BEGIN Dataset extract

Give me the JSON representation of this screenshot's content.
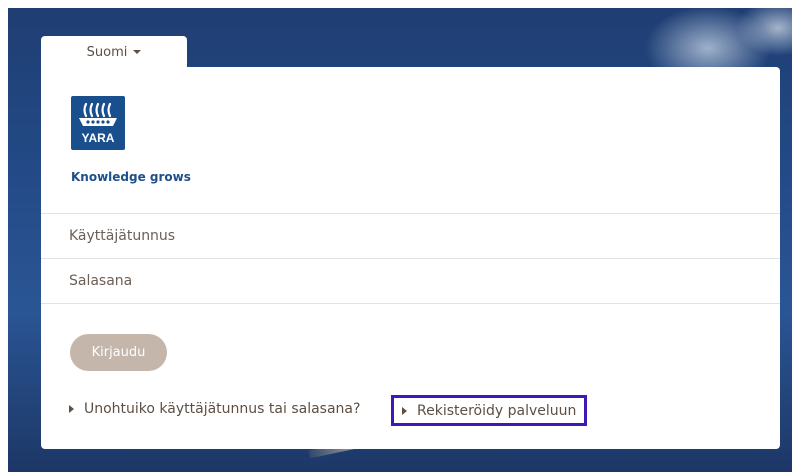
{
  "language": {
    "selected": "Suomi"
  },
  "brand": {
    "name": "YARA",
    "tagline": "Knowledge grows"
  },
  "form": {
    "username_placeholder": "Käyttäjätunnus",
    "password_placeholder": "Salasana",
    "login_label": "Kirjaudu"
  },
  "links": {
    "forgot": "Unohtuiko käyttäjätunnus tai salasana?",
    "register": "Rekisteröidy palveluun"
  },
  "colors": {
    "brand_blue": "#1a4f8e",
    "button": "#c4b6aa",
    "highlight": "#3f18b8"
  }
}
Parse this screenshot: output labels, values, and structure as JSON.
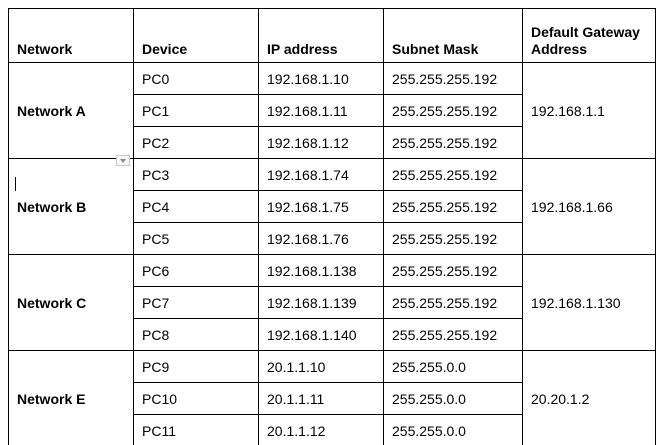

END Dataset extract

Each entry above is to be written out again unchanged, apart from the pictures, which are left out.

*Response*
Give me the JSON representation of this screenshot's content.
{
  "language": {
    "selected": "Suomi"
  },
  "brand": {
    "name": "YARA",
    "tagline": "Knowledge grows"
  },
  "form": {
    "username_placeholder": "Käyttäjätunnus",
    "password_placeholder": "Salasana",
    "login_label": "Kirjaudu"
  },
  "links": {
    "forgot": "Unohtuiko käyttäjätunnus tai salasana?",
    "register": "Rekisteröidy palveluun"
  },
  "colors": {
    "brand_blue": "#1a4f8e",
    "button": "#c4b6aa",
    "highlight": "#3f18b8"
  }
}
Parse this screenshot: output labels, values, and structure as JSON.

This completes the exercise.